What the exercise asks: Every entry is to be set down a second time, precisely as written.

Records to process:
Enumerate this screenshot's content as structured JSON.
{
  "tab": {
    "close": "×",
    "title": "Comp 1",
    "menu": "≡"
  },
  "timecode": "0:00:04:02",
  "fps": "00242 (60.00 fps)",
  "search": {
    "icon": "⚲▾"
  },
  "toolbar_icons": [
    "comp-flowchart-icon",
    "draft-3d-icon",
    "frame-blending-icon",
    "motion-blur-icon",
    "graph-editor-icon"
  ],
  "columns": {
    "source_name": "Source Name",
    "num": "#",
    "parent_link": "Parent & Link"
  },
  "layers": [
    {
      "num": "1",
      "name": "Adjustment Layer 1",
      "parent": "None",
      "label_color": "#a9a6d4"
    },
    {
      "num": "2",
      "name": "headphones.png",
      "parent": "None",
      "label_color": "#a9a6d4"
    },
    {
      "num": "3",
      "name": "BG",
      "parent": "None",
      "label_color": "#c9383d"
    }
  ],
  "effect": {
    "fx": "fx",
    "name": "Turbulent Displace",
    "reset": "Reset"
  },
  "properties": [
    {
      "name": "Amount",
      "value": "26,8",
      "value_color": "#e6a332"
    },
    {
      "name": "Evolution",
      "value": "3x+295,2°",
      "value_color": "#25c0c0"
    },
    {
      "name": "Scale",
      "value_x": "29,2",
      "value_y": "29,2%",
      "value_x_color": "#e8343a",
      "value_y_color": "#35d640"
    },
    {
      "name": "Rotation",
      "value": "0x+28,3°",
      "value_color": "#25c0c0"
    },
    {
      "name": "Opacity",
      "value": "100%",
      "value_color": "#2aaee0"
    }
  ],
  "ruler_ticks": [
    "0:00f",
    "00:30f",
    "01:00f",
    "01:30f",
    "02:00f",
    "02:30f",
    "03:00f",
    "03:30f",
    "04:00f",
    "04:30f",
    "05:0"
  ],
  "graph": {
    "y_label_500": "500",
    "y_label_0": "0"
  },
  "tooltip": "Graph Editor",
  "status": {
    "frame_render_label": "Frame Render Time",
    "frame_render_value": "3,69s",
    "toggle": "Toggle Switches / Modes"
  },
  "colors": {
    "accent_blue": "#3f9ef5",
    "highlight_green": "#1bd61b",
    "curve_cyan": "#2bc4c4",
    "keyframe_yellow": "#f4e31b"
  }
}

Solution to this exercise:
Enumerate this screenshot's content as structured JSON.
{
  "tab": {
    "close": "×",
    "title": "Comp 1",
    "menu": "≡"
  },
  "timecode": "0:00:04:02",
  "fps": "00242 (60.00 fps)",
  "search": {
    "icon": "⚲▾"
  },
  "toolbar_icons": [
    "comp-flowchart-icon",
    "draft-3d-icon",
    "frame-blending-icon",
    "motion-blur-icon",
    "graph-editor-icon"
  ],
  "columns": {
    "source_name": "Source Name",
    "num": "#",
    "parent_link": "Parent & Link"
  },
  "layers": [
    {
      "num": "1",
      "name": "Adjustment Layer 1",
      "parent": "None",
      "label_color": "#a9a6d4"
    },
    {
      "num": "2",
      "name": "headphones.png",
      "parent": "None",
      "label_color": "#a9a6d4"
    },
    {
      "num": "3",
      "name": "BG",
      "parent": "None",
      "label_color": "#c9383d"
    }
  ],
  "effect": {
    "fx": "fx",
    "name": "Turbulent Displace",
    "reset": "Reset"
  },
  "properties": [
    {
      "name": "Amount",
      "value": "26,8",
      "value_color": "#e6a332"
    },
    {
      "name": "Evolution",
      "value": "3x+295,2°",
      "value_color": "#25c0c0"
    },
    {
      "name": "Scale",
      "value_x": "29,2",
      "value_y": "29,2%",
      "value_x_color": "#e8343a",
      "value_y_color": "#35d640"
    },
    {
      "name": "Rotation",
      "value": "0x+28,3°",
      "value_color": "#25c0c0"
    },
    {
      "name": "Opacity",
      "value": "100%",
      "value_color": "#2aaee0"
    }
  ],
  "ruler_ticks": [
    "0:00f",
    "00:30f",
    "01:00f",
    "01:30f",
    "02:00f",
    "02:30f",
    "03:00f",
    "03:30f",
    "04:00f",
    "04:30f",
    "05:0"
  ],
  "graph": {
    "y_label_500": "500",
    "y_label_0": "0"
  },
  "tooltip": "Graph Editor",
  "status": {
    "frame_render_label": "Frame Render Time",
    "frame_render_value": "3,69s",
    "toggle": "Toggle Switches / Modes"
  },
  "colors": {
    "accent_blue": "#3f9ef5",
    "highlight_green": "#1bd61b",
    "curve_cyan": "#2bc4c4",
    "keyframe_yellow": "#f4e31b"
  }
}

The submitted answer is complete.